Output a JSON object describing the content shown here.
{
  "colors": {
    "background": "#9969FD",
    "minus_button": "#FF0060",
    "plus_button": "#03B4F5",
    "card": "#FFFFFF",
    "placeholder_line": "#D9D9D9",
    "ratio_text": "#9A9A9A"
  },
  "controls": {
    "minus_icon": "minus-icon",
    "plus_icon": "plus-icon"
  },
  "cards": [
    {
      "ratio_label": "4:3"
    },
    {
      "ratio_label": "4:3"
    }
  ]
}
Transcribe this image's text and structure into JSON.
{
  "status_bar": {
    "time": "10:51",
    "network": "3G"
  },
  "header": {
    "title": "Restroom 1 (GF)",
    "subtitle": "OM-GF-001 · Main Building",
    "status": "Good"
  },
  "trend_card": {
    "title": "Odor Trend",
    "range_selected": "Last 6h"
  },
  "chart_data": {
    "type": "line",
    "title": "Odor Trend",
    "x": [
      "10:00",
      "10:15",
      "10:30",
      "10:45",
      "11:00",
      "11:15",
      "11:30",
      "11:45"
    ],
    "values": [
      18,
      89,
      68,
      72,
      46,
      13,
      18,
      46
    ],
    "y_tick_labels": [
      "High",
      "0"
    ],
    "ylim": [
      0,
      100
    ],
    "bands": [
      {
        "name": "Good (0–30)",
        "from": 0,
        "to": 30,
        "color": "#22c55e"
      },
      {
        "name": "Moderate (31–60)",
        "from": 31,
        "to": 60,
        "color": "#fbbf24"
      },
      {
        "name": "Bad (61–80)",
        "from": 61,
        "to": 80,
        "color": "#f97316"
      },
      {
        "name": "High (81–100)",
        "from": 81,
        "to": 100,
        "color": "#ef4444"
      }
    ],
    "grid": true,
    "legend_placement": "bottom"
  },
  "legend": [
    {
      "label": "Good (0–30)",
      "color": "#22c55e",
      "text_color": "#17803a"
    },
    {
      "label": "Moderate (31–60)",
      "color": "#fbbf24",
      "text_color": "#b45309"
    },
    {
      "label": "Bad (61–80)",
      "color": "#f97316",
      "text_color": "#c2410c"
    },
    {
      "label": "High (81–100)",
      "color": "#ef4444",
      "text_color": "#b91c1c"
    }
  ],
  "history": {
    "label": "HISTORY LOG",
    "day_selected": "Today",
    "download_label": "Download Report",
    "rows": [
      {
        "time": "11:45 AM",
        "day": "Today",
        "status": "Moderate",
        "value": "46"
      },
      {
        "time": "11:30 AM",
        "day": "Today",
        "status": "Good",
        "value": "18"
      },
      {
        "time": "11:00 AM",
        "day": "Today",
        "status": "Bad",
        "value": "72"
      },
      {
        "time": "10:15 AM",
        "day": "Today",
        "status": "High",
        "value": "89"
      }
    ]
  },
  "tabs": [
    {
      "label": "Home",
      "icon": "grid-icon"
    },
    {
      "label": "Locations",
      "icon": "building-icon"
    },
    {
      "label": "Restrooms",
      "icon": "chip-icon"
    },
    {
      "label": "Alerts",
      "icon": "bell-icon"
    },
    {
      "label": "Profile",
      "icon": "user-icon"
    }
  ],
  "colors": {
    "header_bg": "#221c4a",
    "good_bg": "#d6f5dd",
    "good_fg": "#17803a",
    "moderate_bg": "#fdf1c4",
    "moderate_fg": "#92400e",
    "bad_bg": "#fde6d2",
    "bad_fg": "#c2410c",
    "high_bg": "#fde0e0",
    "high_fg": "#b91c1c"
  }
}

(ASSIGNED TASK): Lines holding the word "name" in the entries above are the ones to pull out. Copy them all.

(RESPONSE BOX):
        "name": "Good (0–30)",
        "name": "Moderate (31–60)",
        "name": "Bad (61–80)",
        "name": "High (81–100)",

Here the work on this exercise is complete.